BEGIN
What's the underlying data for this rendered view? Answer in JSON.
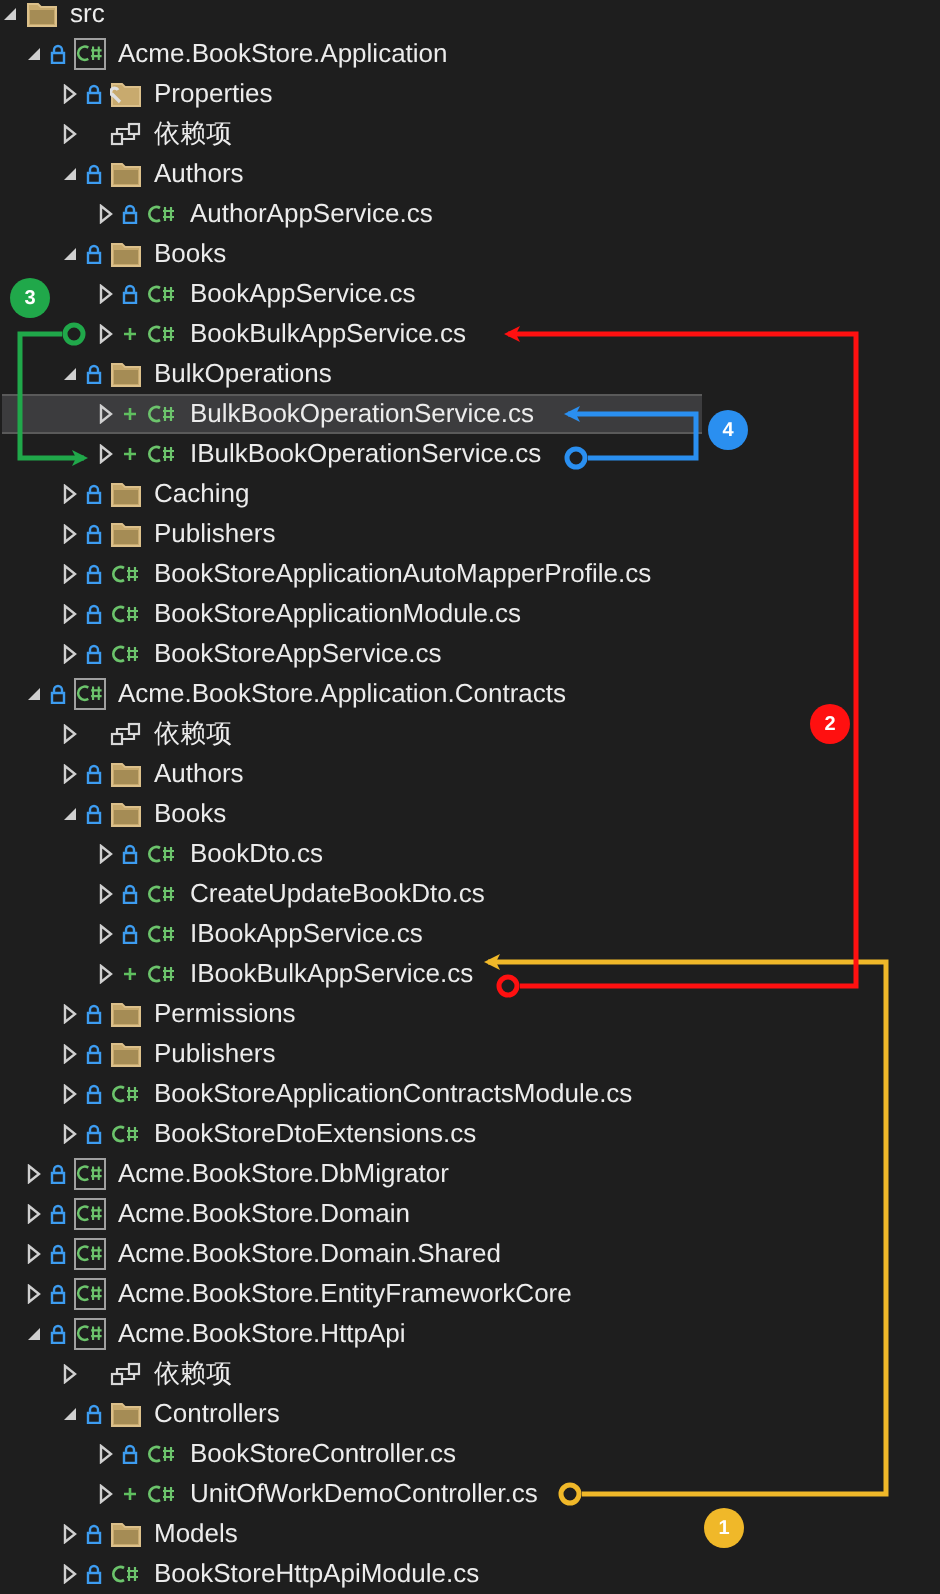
{
  "tree": [
    {
      "label": "src",
      "kind": "folder",
      "locked": false,
      "added": false,
      "expanded": true,
      "selected": false,
      "children": [
        {
          "label": "Acme.BookStore.Application",
          "kind": "project",
          "locked": true,
          "added": false,
          "expanded": true,
          "selected": false,
          "children": [
            {
              "label": "Properties",
              "kind": "properties",
              "locked": true,
              "added": false,
              "expanded": false,
              "selected": false
            },
            {
              "label": "依赖项",
              "kind": "dependencies",
              "locked": false,
              "added": false,
              "expanded": false,
              "selected": false
            },
            {
              "label": "Authors",
              "kind": "folder",
              "locked": true,
              "added": false,
              "expanded": true,
              "selected": false,
              "children": [
                {
                  "label": "AuthorAppService.cs",
                  "kind": "file",
                  "locked": true,
                  "added": false,
                  "expanded": false,
                  "selected": false
                }
              ]
            },
            {
              "label": "Books",
              "kind": "folder",
              "locked": true,
              "added": false,
              "expanded": true,
              "selected": false,
              "children": [
                {
                  "label": "BookAppService.cs",
                  "kind": "file",
                  "locked": true,
                  "added": false,
                  "expanded": false,
                  "selected": false
                },
                {
                  "label": "BookBulkAppService.cs",
                  "kind": "file",
                  "locked": false,
                  "added": true,
                  "expanded": false,
                  "selected": false
                }
              ]
            },
            {
              "label": "BulkOperations",
              "kind": "folder",
              "locked": true,
              "added": false,
              "expanded": true,
              "selected": false,
              "children": [
                {
                  "label": "BulkBookOperationService.cs",
                  "kind": "file",
                  "locked": false,
                  "added": true,
                  "expanded": false,
                  "selected": true
                },
                {
                  "label": "IBulkBookOperationService.cs",
                  "kind": "file",
                  "locked": false,
                  "added": true,
                  "expanded": false,
                  "selected": false
                }
              ]
            },
            {
              "label": "Caching",
              "kind": "folder",
              "locked": true,
              "added": false,
              "expanded": false,
              "selected": false
            },
            {
              "label": "Publishers",
              "kind": "folder",
              "locked": true,
              "added": false,
              "expanded": false,
              "selected": false
            },
            {
              "label": "BookStoreApplicationAutoMapperProfile.cs",
              "kind": "file",
              "locked": true,
              "added": false,
              "expanded": false,
              "selected": false
            },
            {
              "label": "BookStoreApplicationModule.cs",
              "kind": "file",
              "locked": true,
              "added": false,
              "expanded": false,
              "selected": false
            },
            {
              "label": "BookStoreAppService.cs",
              "kind": "file",
              "locked": true,
              "added": false,
              "expanded": false,
              "selected": false
            }
          ]
        },
        {
          "label": "Acme.BookStore.Application.Contracts",
          "kind": "project",
          "locked": true,
          "added": false,
          "expanded": true,
          "selected": false,
          "children": [
            {
              "label": "依赖项",
              "kind": "dependencies",
              "locked": false,
              "added": false,
              "expanded": false,
              "selected": false
            },
            {
              "label": "Authors",
              "kind": "folder",
              "locked": true,
              "added": false,
              "expanded": false,
              "selected": false
            },
            {
              "label": "Books",
              "kind": "folder",
              "locked": true,
              "added": false,
              "expanded": true,
              "selected": false,
              "children": [
                {
                  "label": "BookDto.cs",
                  "kind": "file",
                  "locked": true,
                  "added": false,
                  "expanded": false,
                  "selected": false
                },
                {
                  "label": "CreateUpdateBookDto.cs",
                  "kind": "file",
                  "locked": true,
                  "added": false,
                  "expanded": false,
                  "selected": false
                },
                {
                  "label": "IBookAppService.cs",
                  "kind": "file",
                  "locked": true,
                  "added": false,
                  "expanded": false,
                  "selected": false
                },
                {
                  "label": "IBookBulkAppService.cs",
                  "kind": "file",
                  "locked": false,
                  "added": true,
                  "expanded": false,
                  "selected": false
                }
              ]
            },
            {
              "label": "Permissions",
              "kind": "folder",
              "locked": true,
              "added": false,
              "expanded": false,
              "selected": false
            },
            {
              "label": "Publishers",
              "kind": "folder",
              "locked": true,
              "added": false,
              "expanded": false,
              "selected": false
            },
            {
              "label": "BookStoreApplicationContractsModule.cs",
              "kind": "file",
              "locked": true,
              "added": false,
              "expanded": false,
              "selected": false
            },
            {
              "label": "BookStoreDtoExtensions.cs",
              "kind": "file",
              "locked": true,
              "added": false,
              "expanded": false,
              "selected": false
            }
          ]
        },
        {
          "label": "Acme.BookStore.DbMigrator",
          "kind": "project",
          "locked": true,
          "added": false,
          "expanded": false,
          "selected": false
        },
        {
          "label": "Acme.BookStore.Domain",
          "kind": "project",
          "locked": true,
          "added": false,
          "expanded": false,
          "selected": false
        },
        {
          "label": "Acme.BookStore.Domain.Shared",
          "kind": "project",
          "locked": true,
          "added": false,
          "expanded": false,
          "selected": false
        },
        {
          "label": "Acme.BookStore.EntityFrameworkCore",
          "kind": "project",
          "locked": true,
          "added": false,
          "expanded": false,
          "selected": false
        },
        {
          "label": "Acme.BookStore.HttpApi",
          "kind": "project",
          "locked": true,
          "added": false,
          "expanded": true,
          "selected": false,
          "children": [
            {
              "label": "依赖项",
              "kind": "dependencies",
              "locked": false,
              "added": false,
              "expanded": false,
              "selected": false
            },
            {
              "label": "Controllers",
              "kind": "folder",
              "locked": true,
              "added": false,
              "expanded": true,
              "selected": false,
              "children": [
                {
                  "label": "BookStoreController.cs",
                  "kind": "file",
                  "locked": true,
                  "added": false,
                  "expanded": false,
                  "selected": false
                },
                {
                  "label": "UnitOfWorkDemoController.cs",
                  "kind": "file",
                  "locked": false,
                  "added": true,
                  "expanded": false,
                  "selected": false
                }
              ]
            },
            {
              "label": "Models",
              "kind": "folder",
              "locked": true,
              "added": false,
              "expanded": false,
              "selected": false
            },
            {
              "label": "BookStoreHttpApiModule.cs",
              "kind": "file",
              "locked": true,
              "added": false,
              "expanded": false,
              "selected": false
            }
          ]
        }
      ]
    }
  ],
  "annotations": [
    {
      "number": "1",
      "color": "#f0b829"
    },
    {
      "number": "2",
      "color": "#ff1010"
    },
    {
      "number": "3",
      "color": "#20a84a"
    },
    {
      "number": "4",
      "color": "#2a8ff0"
    }
  ]
}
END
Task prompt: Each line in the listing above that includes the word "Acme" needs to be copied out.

Your solution:
          "label": "Acme.BookStore.Application",
          "label": "Acme.BookStore.Application.Contracts",
          "label": "Acme.BookStore.DbMigrator",
          "label": "Acme.BookStore.Domain",
          "label": "Acme.BookStore.Domain.Shared",
          "label": "Acme.BookStore.EntityFrameworkCore",
          "label": "Acme.BookStore.HttpApi",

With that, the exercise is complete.